    http://en.wikipedia.org/wiki/Gulf_of_Tonkin_incident

    http://en.wikipedia.org/wiki/Spanish-American_War#Pacific_Theater

    http://en.wikipedia.org/wiki/Hawaii#Annexation.E2.80.94the_Territory_of_Hawaii_.281898.E2.80.931959.29

    http://www.guardian.co.uk/world/2010/may/30/oil-spills-nigeria-niger-delta-shell

  21. Both Sides Do It Says:

    I love this fucking group of commenters.

    And bb you are the first conservative I've heard actually treat the "Made in the USA" thing as anything other than another way of saying "THESE COLORS DON'T RUN" and ask if it might be just an identity thing like pink bracelets. Kudos. Or maybe I don't listen to enough conservatives.

    I wholeheartedly agree with Major Kong, and individual purchasing decisions aren't going to result in macroeconomic shifts of structural factors, but seeking out "Made in the USA" alternatives when economically feasible makes a lot of sense and doesn't have to be an identity thing. A lot like how I pay the extra 2 bucks per fillup and refuse to get gas with Ethanol; won't change anything, but at least on the margins I'm not feeding economic trends which I hate.

  22. Glen.h Says:

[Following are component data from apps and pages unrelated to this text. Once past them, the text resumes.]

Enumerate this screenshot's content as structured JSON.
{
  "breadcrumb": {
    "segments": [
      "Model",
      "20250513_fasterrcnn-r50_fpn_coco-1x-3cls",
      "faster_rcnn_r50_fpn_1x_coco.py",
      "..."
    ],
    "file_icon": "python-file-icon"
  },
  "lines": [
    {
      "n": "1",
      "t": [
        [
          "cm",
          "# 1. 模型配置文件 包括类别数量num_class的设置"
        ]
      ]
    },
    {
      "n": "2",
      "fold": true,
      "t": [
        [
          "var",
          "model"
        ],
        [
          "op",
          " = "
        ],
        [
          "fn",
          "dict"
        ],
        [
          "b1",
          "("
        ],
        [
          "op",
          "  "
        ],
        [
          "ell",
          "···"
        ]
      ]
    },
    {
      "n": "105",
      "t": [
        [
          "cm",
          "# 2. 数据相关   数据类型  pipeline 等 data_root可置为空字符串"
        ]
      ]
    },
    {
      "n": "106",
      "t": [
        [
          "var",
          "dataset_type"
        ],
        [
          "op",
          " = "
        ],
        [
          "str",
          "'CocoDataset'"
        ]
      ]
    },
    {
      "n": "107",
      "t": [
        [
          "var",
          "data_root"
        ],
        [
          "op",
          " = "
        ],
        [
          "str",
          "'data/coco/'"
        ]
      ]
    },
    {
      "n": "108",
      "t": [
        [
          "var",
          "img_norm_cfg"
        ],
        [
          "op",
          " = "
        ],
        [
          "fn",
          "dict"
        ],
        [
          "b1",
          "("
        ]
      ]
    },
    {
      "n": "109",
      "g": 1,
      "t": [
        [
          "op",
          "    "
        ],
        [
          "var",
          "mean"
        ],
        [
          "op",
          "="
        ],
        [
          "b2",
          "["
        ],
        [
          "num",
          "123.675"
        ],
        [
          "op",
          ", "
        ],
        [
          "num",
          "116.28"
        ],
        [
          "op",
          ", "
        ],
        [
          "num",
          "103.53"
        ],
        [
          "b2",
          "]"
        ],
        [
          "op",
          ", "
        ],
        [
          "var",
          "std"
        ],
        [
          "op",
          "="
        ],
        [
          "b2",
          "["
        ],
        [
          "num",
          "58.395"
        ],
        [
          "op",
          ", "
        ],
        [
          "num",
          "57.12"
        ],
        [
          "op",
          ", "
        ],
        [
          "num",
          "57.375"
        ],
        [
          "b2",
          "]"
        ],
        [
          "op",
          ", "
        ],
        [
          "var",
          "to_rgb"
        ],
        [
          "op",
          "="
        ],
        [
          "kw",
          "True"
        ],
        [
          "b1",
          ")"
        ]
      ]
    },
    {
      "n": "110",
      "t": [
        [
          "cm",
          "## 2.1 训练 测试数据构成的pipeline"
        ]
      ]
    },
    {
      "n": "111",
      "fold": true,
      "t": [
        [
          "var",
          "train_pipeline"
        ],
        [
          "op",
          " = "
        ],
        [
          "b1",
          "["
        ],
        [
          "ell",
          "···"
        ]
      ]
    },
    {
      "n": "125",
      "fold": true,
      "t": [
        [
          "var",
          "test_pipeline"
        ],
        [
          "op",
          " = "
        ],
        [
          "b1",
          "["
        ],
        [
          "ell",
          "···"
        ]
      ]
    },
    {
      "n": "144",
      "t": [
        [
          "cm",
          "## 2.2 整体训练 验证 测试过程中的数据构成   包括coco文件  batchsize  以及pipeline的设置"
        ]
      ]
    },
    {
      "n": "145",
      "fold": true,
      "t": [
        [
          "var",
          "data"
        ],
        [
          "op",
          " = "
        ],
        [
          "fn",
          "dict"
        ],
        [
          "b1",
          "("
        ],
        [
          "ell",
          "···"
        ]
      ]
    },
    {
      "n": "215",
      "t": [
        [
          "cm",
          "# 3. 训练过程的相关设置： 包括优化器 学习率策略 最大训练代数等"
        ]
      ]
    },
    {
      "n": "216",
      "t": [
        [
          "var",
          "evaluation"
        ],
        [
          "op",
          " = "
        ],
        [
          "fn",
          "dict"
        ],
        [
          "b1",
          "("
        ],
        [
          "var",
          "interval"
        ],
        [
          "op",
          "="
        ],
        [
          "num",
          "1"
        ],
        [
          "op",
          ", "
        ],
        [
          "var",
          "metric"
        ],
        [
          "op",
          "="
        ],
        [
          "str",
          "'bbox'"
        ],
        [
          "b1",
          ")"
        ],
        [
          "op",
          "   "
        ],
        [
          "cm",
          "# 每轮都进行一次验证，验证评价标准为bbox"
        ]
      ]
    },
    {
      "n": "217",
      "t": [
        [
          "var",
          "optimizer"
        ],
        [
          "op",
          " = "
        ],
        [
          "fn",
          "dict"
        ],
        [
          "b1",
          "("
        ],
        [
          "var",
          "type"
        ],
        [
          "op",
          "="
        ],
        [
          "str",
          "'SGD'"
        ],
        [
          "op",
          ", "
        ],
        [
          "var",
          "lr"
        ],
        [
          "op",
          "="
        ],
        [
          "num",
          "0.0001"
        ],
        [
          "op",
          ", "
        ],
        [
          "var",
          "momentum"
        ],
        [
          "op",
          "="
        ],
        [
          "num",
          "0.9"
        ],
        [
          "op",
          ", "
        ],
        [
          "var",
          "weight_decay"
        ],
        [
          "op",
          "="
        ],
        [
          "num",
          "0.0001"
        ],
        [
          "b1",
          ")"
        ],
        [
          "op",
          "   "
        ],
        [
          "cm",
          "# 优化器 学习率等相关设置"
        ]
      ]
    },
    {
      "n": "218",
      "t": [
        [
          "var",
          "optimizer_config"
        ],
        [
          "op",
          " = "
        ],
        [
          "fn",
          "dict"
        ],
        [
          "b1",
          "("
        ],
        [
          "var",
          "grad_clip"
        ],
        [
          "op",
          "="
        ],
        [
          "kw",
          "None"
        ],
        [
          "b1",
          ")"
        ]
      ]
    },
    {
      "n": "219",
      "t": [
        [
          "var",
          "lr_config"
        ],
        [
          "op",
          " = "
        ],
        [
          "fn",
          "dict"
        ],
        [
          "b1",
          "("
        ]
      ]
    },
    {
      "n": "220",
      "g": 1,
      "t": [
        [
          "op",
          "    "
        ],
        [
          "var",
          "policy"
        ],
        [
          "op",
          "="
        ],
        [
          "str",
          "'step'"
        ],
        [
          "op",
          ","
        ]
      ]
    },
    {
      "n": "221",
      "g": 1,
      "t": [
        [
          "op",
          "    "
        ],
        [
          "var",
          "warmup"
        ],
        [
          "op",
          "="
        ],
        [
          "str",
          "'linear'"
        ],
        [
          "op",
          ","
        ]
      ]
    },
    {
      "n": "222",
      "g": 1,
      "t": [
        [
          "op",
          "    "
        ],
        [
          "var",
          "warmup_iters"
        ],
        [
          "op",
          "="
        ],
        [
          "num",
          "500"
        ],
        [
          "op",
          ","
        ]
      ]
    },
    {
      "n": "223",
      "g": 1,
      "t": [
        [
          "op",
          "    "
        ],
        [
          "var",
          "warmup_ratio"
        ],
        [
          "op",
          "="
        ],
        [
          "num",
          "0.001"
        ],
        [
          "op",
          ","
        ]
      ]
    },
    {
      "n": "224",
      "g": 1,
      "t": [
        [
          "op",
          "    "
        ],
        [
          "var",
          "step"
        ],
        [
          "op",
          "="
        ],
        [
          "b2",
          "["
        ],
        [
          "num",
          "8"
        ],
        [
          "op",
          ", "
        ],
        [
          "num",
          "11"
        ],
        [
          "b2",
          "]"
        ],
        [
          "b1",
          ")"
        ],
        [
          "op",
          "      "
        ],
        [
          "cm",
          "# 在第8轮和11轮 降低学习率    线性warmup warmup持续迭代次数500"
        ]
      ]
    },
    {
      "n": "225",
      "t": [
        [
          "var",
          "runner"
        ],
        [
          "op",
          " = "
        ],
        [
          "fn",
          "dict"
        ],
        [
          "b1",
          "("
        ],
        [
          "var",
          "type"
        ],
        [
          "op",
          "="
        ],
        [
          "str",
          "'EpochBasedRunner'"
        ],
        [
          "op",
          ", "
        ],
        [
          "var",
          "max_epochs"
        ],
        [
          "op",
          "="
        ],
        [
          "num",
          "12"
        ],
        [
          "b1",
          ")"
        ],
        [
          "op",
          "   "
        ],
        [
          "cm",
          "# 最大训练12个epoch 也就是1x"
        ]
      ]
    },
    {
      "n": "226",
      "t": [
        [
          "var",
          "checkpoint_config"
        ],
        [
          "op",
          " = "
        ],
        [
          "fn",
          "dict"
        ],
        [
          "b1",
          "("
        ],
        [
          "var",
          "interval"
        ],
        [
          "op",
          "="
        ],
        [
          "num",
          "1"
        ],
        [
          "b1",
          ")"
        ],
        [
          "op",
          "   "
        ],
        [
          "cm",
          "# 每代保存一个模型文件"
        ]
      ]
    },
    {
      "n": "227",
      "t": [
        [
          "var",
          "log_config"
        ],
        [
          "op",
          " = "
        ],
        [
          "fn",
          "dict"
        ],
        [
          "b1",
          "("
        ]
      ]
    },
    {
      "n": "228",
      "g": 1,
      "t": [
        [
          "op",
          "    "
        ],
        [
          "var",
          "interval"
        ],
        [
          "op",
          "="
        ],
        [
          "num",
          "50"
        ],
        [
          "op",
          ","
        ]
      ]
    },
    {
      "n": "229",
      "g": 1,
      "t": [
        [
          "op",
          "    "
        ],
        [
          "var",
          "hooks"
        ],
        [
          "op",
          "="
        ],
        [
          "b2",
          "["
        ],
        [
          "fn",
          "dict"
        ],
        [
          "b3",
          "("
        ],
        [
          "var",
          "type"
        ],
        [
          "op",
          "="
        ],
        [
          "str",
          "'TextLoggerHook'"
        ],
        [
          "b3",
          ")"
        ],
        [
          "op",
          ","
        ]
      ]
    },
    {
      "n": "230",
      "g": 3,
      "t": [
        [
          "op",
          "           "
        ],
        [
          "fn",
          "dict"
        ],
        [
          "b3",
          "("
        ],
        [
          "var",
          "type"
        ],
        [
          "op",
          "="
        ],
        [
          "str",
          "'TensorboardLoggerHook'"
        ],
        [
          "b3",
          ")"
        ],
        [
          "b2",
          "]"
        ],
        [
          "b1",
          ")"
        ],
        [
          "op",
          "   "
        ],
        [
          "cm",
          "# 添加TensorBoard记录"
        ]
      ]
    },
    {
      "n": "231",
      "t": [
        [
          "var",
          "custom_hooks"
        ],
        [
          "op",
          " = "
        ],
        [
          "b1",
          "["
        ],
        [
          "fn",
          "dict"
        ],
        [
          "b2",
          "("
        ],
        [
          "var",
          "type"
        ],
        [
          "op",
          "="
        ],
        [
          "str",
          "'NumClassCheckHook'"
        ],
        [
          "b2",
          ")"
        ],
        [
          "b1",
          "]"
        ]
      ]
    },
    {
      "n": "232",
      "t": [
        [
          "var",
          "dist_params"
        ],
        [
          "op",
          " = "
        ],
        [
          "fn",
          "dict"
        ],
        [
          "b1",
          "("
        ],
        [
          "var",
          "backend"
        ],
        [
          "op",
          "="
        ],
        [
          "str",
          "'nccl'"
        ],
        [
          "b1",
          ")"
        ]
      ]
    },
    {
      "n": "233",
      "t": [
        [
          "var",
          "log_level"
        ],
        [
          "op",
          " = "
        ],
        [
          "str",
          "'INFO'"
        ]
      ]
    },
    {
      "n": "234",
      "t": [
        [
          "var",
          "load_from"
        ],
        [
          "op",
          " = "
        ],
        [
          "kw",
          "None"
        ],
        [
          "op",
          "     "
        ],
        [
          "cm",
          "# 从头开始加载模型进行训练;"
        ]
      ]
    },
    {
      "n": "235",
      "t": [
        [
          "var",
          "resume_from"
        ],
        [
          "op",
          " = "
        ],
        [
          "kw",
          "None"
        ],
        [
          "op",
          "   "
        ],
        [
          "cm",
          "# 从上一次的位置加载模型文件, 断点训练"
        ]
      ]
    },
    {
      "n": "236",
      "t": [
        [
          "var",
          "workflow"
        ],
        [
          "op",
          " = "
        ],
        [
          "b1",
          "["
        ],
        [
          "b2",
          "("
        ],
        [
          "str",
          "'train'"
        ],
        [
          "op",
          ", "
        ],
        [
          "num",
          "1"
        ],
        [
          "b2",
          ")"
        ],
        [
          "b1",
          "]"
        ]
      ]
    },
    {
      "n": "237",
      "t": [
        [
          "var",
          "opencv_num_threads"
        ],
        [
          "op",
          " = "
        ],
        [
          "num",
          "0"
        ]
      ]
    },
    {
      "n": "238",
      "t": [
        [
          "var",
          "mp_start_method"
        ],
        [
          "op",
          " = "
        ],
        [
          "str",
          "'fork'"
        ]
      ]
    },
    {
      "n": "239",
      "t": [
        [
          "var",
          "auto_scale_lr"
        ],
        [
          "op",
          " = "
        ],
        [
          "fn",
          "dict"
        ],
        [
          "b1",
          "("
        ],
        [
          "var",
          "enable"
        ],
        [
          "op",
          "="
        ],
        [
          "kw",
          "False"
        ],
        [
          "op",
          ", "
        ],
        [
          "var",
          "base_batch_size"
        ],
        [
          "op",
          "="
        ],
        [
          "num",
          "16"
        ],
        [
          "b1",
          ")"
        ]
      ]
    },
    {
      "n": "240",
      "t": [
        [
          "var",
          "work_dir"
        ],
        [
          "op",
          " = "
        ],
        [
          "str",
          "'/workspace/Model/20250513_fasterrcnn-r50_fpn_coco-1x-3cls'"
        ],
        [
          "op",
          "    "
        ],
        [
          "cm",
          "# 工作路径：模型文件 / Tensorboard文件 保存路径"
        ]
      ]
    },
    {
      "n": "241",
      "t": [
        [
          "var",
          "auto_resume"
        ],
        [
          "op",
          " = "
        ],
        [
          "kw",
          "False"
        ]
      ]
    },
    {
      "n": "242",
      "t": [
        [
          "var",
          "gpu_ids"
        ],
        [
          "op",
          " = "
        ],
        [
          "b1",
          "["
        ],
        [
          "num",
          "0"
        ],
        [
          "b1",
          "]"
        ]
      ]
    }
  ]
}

    I'm sorry to be a dissenter here, as I generally agree with the overall arguments on this site, but the complaints from Americans about Chinese trade policies is really staring to grate. Frankly, why are you guys not exporting the stuff that the Chinese will actually buy? They don't want or need cheap cars from the U.S- they import high value cars from Europe, ending up biggest market for Rolls Royce, for example. They need minerals and energy- how much copper, iron or coal are you exporting?If a country like my own can run trade surpluses with China (and for that matter, Japan) for literally decades, why can't the U.S start running an export oriented trade with China?They will buy stuff they need from other countries!

  23. Tim H. Says:

    Not just the labor costs, when production is off-shored, support industries go with it. If most of a business occurs in China, those facilities get the latest machinery, and shortly, the outdated machinery in the United States becomes another reason to end production here. The bright spot is, when the ruling class gets us into a mess comparable to WW2, and we have little production capacity, the free traders may be first against the wall.

  24. Major Kong Says:

    @Glen.h

    I would have no problem exporting high-value goods to China. We do that with Boeing (although China is working to develop their aviation industry).

    If all we're going to do is export raw materials and then import finished goods – that's the economic definition of a "colony".

  25. bb in GA Says:

    @Both Sides

    Thanks for the kind words, but don’t forget who I am. Although our Venn diagrams intersect occasionally (since some libertarian-conservative and liberal positions are similar) I still manage to “Piss off the Posse’” merely by existing.

    Every once in awhile, I will intentionally do some tail twisting (it’s that reptilian troll nature that all conservatives are born with :-) ), but not usually.

    //bb

  26. Joseph Nobles Says:

    And Mitt Romney was cracking open American companies like walnuts to get rich and send the jobs to China faster.

  27. DS Says:

    Totally agree with this. But I noticed that you don't mention how it runs the other way as well. 'Buy American' provisions are impermissible under NAFTA and yet I don't hear a lot of people complaining when workers in Ontario lose their jobs because it is less expensive to move a factory to bumbfuck South Carolina or Alabama and pay people $15/hour for jobs that used to pay $30. China may have the US bent over a barrel when it comes to trade regulations but the US also uses its status within NAFTA to circumvent a whole variety of provisions as well (see: softwood lumber tariffs, which numerous NAFTA commissions has found the United States to be in violation of, and yet nothing is done about it.)